The number of asylum seekers in European Union (EU) countries is increasing, with a 28% increase in the first six months of this year. Among these candidates, Bangladesh stands out.
According to a report from the European Asylum Support Office (EASO), shared by AFP on Tuesday September 5, in the first six months of this year, 27 EU member states and cooperating member states, Switzerland and Norway, have received asylum applications from EU member states. 519,000 people. Researchers. If this pace continues for the rest of the year, that number could exceed one million.
EASO reports that nearly 25% of asylum seekers in these six months were Syrian and Afghan nationals. Next on the list are Venezuelans, Turks, Colombians, Bangladeshis and Pakistanis. According to EASO, from January to June this year, 209,926 Bangladeshis applied for asylum in EU countries.
The organization said this was a record number of applications, surpassing the number seen in the 2015-2016 financial year. At that time, the flow of Syrian refugees to these countries began due to the civil war in Syria and about 1.35 million asylum seekers applied for asylum in the EU. The following year, about 1.25 million people applied for asylum.
In 2017, the EU signed an agreement to limit illegal migrants entering Türkiye.
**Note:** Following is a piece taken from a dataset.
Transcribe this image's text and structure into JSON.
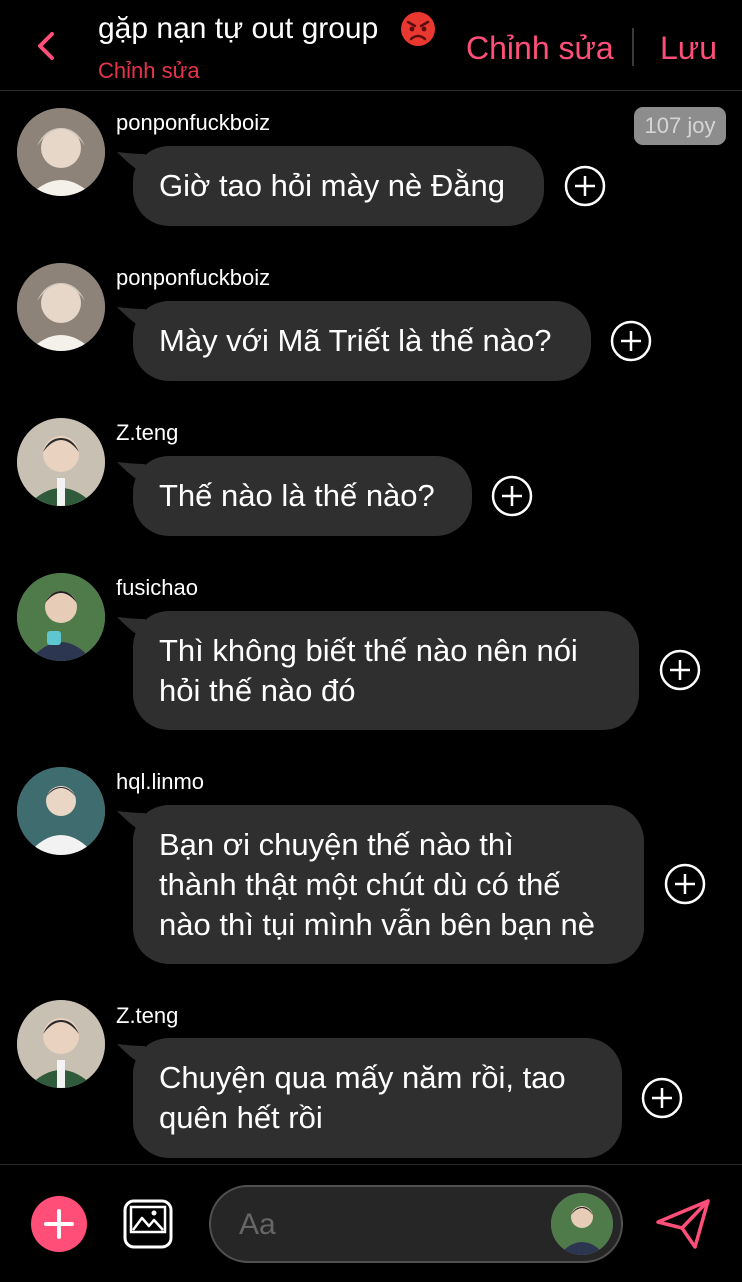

Under this agreement, migrants lose the ability to enter Europe. Additionally, travel restrictions were imposed during the widespread COVID-19 outbreak in 2020 and 2021, further reducing the number of irregular asylum seekers.
EASO now reports that the previous trend has started to increase again in 2022. Compared to previous years, the number of asylum applications has increased by 53%. This puts additional pressure on EU member states facing a wave of refugees.
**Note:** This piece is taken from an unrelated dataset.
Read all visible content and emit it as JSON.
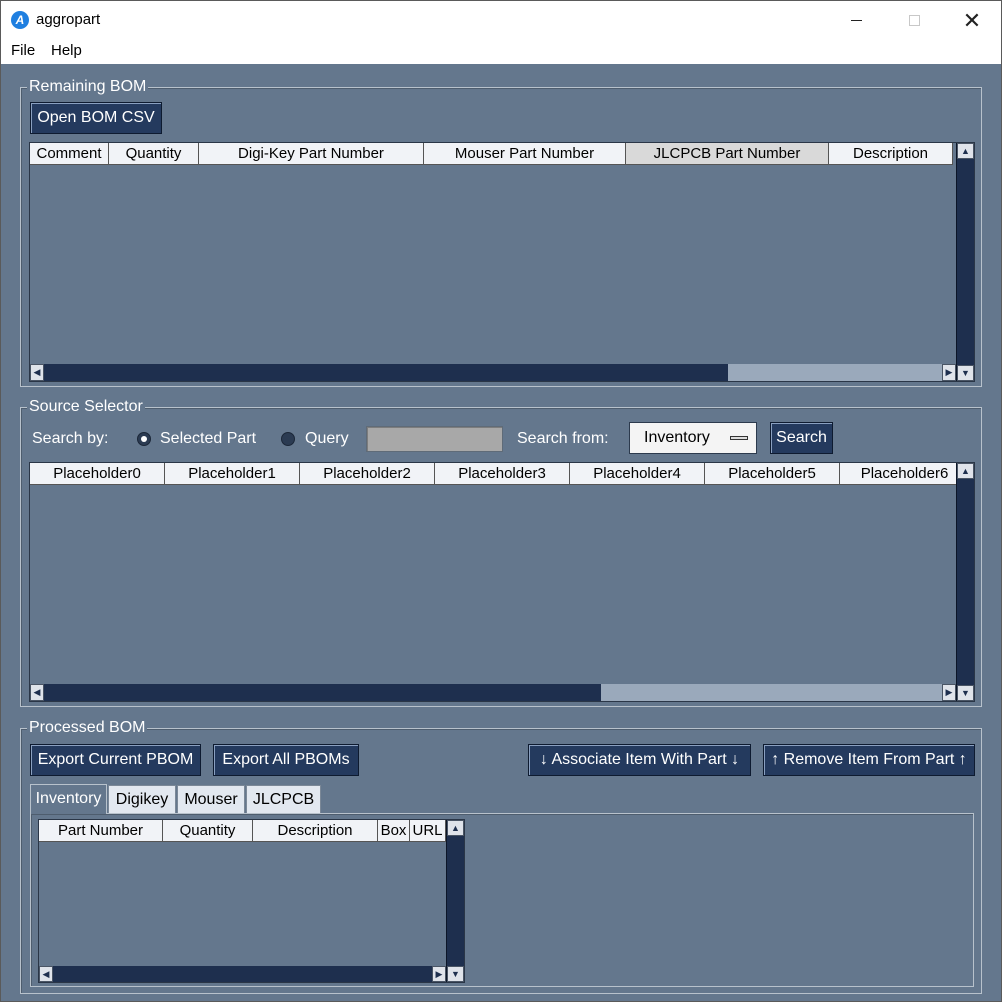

The organization also noted that the Russia-Ukraine conflict has contributed to an increase in the number of asylum seekers. Pressure is increasing on EU member states to process asylum seekers from these countries, as they have different refugee statuses.
In response to the surge in asylum applications, EU member states are faced with the complex task of processing these requests while maintaining border security and adhering to international humanitarian obligations. Policies and agreements regarding the treatment of asylum seekers have been a subject of debate within the EU, highlighting the need for a coordinated approach to address this ongoing crisis.
As the number of asylum seekers continues to rise, so do humanitarian concerns. Providing shelter, food and medical support to such a large number of applicants is a major challenge for EU countries. The humanitarian aspect of the crisis cannot be overstated, as many of these people are fleeing conflict, repression and economic hardship in their home countries.
Dealing with a wave of asylum seekers is not just a matter of dealing with the immediate crisis but also a matter of long-term planning. EU member states are exploring avenues for cooperation and finding sustainable solutions. This involves increased cooperation with international organizations, such as the United Nations High Commissioner for Refugees (UNHCR), to ensure better coordination in the processing of asylum applications and provide humanitarian assistance.
Additionally, there is growing recognition of the importance of addressing the root causes of migration. Many asylum seekers are forced to leave their home countries due to conflict, violence and economic instability. Investing in conflict resolution, peacebuilding, and development initiatives in countries of origin can help reduce individuals’ need to seek asylum abroad.
The increase in asylum requests, especially from Bangladesh, is a matter of concern for both the EU and the international community. This highlights the importance of developing comprehensive policies and strategies to meet the needs of asylum seekers while maintaining the security and stability of the host country. The challenges posed by this situation are complex and finding lasting solutions is critical to addressing this persistent humanitarian problem.